“Are you alright?”
Rosa nodded before realizing her mother couldn’t see her. “Yeah, I’m,” she stopped. The mumbling man hadn’t come last night. She hadn’t woken up. “I’m okay. Are you?”
This time her mother stayed silent. Rosa waited, barely believing that she was actually on the phone with her mother after all this time. She heard a crackling sound over the connection—her mother was inhaling deeply.
“Honey,” she said, her voice suddenly grave. Rosa gripped the phone. “Honey, Daddy died last night. In his sleep. He—,” her voice broke.
Rosa was silent for only a moment. She felt as if she hadn’t quite heard correctly.
“Dad’s dead?” She said it too harshly, she knew it. She closed her eyes as the silence floated from her mother, thousands of miles away, over the airwaves, to her.
“Rosa,” her mother said. “Rosa, Daddy loved you, even if…” but she didn’t finish.
Rosa’s eyes were wet but her voice was steady. “When should I come down,” she asked without a question mark. Her mother made a strange noise, and when she spoke again her voice was tight. “Tomorrow, if you can. Or the next day if not…if not today. I need you here.” Another pause. “Rosa, I’m sorry.”
They spoke for another few minutes, going over the arrangements, what had happened, and what would happen next. Rosa felt strangely numb, as if she were in a dream. She thought, vaguely, that she might wake up to her dark room and the mumbling man, but that didn’t happen. The sky had grown a little darker by the time she got off the phone: clouds gathering for a winter storm. She had to get up, get dressed, start packing – Rosa knew she wouldn’t be back here for a while. She had to see when she could get a flight home, had to make calls, had to get moving. But in that moment she laid back down, deep into her pillows, pulling her covers up to her neck. The sadness had returned, greater and more terrible than it had ever been. It settled over her heart like an animal hunkering down to rest. Rosa thought about her mother, about her father, about death. She thought about the lights of the police car, so many months ago, and the sergeant’s face, except now he looked sad, not pitying. Rosa thought of her elderly neighbors just a few feet from her own home, and she thought finally of the mumbling man, his sad monologue.

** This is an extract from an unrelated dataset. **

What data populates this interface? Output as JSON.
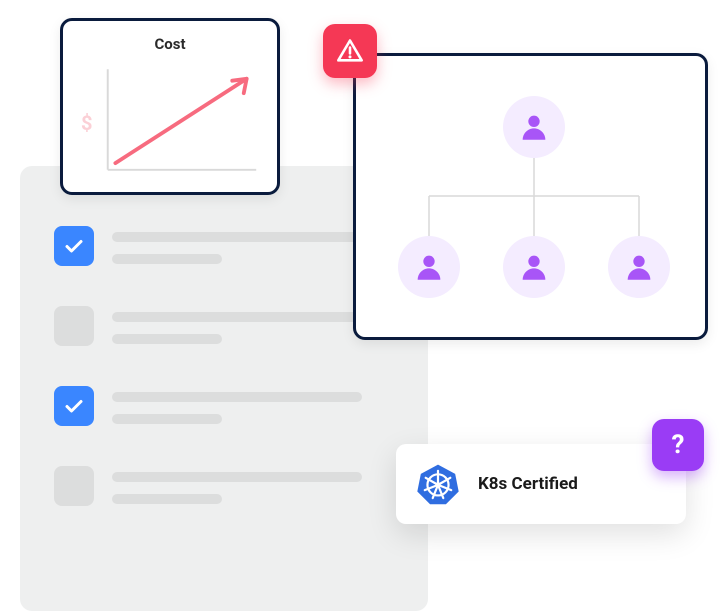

It’s been so long he had said outside her door that first night she truly heard him. And she’s so far away… But he hadn’t come last night. Rosa closed her eyes. He hadn’t come last night. For the first time in months, he hadn’t come.